BEGIN
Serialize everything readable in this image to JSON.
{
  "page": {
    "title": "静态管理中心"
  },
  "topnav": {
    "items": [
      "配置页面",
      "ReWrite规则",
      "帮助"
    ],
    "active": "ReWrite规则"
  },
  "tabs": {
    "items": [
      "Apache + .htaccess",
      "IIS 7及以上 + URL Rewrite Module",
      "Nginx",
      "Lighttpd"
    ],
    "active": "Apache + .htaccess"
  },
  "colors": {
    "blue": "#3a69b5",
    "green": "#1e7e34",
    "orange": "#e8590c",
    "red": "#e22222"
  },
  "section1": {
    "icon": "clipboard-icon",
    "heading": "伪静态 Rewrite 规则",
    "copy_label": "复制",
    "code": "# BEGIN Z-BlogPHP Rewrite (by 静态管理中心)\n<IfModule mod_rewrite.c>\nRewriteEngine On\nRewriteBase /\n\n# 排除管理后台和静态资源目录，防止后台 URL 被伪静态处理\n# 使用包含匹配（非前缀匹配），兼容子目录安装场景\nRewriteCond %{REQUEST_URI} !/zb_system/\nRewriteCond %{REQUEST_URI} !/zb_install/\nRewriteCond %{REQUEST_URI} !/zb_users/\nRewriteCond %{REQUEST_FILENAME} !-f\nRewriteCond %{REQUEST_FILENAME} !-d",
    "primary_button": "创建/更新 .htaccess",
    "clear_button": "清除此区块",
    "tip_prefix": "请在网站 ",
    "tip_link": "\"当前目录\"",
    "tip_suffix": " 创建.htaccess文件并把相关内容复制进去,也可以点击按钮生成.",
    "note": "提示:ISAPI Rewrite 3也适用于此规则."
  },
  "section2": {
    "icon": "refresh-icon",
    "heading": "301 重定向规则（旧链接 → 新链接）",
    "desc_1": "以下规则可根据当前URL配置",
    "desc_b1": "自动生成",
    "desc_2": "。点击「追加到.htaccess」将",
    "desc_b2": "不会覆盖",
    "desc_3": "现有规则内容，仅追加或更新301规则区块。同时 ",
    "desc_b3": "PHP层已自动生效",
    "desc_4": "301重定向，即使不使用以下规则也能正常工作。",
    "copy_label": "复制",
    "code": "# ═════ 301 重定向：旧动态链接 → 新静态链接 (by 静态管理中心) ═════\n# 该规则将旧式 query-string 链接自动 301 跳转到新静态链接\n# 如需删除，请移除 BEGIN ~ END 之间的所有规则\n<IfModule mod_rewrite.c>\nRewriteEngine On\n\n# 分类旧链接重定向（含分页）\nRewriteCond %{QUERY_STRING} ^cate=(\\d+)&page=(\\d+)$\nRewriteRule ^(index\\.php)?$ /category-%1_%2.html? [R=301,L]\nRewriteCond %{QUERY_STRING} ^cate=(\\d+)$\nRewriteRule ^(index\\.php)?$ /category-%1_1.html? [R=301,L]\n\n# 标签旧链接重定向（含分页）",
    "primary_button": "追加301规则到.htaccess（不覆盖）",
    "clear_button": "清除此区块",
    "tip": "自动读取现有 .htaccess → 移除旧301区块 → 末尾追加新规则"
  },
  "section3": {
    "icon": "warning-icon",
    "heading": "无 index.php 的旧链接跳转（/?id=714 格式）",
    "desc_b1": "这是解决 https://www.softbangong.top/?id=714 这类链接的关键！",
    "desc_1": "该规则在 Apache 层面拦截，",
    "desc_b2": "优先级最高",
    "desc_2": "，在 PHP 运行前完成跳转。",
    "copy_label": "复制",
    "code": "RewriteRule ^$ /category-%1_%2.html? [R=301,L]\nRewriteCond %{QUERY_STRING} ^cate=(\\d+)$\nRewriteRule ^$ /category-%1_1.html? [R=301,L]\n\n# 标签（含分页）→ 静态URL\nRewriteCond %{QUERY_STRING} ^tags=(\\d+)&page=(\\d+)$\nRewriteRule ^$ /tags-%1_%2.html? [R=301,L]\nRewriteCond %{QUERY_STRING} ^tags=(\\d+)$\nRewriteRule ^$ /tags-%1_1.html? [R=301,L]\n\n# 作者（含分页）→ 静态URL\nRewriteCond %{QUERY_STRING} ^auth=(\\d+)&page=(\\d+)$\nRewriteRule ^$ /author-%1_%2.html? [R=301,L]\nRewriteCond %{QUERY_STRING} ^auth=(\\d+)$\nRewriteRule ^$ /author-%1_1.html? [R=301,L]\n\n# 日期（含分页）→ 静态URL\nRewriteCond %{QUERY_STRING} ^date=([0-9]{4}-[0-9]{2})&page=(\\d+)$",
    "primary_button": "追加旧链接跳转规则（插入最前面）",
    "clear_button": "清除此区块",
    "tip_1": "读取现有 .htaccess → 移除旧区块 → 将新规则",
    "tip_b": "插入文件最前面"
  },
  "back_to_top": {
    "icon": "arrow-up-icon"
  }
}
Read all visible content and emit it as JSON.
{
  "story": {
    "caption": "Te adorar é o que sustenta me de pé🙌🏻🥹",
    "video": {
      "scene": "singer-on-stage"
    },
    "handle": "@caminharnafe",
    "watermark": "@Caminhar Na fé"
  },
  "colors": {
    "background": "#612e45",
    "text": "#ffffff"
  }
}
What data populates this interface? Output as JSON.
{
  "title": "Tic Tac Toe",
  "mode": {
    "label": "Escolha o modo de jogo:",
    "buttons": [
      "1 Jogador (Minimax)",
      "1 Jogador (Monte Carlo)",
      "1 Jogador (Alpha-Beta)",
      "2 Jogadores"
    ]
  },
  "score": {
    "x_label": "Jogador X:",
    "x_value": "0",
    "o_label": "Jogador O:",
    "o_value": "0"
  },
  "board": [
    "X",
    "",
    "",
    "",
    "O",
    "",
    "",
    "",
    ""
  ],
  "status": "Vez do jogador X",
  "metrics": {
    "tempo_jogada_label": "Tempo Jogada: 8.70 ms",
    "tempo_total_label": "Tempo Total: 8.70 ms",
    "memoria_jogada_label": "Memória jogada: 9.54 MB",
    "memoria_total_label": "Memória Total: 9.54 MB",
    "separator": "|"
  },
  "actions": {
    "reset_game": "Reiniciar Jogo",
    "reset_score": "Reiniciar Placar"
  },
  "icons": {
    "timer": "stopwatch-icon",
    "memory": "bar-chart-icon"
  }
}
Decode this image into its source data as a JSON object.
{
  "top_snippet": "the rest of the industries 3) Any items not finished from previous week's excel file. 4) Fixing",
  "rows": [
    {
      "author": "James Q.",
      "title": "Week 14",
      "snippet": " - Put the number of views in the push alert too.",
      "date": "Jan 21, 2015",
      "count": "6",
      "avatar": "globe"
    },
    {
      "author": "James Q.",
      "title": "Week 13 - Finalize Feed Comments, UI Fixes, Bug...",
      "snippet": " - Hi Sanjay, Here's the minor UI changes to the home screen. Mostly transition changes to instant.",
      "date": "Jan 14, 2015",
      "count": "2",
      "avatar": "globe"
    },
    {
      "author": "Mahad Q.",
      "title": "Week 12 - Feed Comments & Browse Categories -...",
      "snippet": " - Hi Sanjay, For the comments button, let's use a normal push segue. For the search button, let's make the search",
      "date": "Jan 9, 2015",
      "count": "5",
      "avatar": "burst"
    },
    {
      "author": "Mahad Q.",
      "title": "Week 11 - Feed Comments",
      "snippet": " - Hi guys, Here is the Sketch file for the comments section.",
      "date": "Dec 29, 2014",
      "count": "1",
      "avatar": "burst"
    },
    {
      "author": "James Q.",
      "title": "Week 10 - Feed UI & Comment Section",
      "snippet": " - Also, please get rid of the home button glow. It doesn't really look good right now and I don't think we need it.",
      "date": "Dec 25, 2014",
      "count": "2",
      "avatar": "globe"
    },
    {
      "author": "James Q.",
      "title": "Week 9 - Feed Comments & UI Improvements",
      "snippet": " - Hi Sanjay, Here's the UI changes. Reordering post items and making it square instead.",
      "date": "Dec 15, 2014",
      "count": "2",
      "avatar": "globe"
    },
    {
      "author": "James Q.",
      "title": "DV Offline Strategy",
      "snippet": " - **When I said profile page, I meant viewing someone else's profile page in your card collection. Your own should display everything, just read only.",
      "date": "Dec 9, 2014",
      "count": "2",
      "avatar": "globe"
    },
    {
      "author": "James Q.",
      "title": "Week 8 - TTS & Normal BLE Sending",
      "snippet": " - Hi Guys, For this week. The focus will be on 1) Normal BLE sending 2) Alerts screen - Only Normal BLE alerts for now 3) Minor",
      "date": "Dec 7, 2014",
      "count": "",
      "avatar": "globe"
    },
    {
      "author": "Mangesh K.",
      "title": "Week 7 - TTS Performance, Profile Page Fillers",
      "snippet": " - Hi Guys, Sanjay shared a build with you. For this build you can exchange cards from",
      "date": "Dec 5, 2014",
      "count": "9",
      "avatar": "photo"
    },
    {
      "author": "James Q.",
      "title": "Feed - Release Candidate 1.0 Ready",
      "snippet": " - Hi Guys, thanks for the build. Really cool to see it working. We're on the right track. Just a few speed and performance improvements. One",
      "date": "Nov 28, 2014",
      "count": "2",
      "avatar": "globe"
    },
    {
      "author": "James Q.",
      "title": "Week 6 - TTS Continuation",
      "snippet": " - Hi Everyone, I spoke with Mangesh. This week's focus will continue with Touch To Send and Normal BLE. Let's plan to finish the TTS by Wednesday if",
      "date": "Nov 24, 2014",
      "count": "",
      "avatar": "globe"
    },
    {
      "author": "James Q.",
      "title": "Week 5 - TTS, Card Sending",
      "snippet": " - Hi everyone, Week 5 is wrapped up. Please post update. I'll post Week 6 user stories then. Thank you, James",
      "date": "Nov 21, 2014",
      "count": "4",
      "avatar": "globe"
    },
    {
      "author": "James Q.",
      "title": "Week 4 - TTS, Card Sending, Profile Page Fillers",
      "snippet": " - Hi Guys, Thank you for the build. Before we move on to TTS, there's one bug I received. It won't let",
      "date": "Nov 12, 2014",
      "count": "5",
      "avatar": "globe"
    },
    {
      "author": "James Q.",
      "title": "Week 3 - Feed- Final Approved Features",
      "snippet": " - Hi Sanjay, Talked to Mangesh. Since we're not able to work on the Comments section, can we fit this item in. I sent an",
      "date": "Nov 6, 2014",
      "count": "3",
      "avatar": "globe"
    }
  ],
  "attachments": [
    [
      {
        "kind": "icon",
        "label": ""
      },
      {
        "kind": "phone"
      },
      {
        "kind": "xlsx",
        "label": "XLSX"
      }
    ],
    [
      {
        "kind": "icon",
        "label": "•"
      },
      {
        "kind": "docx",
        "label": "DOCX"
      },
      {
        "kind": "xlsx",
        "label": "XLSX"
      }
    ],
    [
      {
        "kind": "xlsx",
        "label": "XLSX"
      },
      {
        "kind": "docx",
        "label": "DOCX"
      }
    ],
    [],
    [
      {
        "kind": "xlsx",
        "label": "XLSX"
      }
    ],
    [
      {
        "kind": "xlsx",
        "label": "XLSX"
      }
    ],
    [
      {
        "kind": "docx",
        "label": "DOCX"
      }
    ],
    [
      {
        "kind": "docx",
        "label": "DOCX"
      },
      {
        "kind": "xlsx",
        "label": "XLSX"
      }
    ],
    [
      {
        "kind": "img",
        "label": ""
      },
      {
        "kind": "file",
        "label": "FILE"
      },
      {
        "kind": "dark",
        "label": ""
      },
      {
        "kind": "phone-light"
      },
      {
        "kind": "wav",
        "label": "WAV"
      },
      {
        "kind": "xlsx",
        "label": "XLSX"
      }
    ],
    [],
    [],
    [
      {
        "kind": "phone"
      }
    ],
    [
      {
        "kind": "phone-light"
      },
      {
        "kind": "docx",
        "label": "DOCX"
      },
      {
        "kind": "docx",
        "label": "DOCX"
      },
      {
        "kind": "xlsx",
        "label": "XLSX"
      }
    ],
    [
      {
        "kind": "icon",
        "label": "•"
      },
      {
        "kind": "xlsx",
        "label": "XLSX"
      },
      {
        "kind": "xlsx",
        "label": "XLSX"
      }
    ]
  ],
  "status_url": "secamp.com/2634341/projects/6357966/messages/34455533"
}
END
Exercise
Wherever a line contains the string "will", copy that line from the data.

Result of the exercise
      "snippet": " - Hi Guys, For this week. The focus will be on 1) Normal BLE sending 2) Alerts screen - Only Normal BLE alerts for now 3) Minor",
      "snippet": " - Hi Everyone, I spoke with Mangesh. This week's focus will continue with Touch To Send and Normal BLE. Let's plan to finish the TTS by Wednesday if",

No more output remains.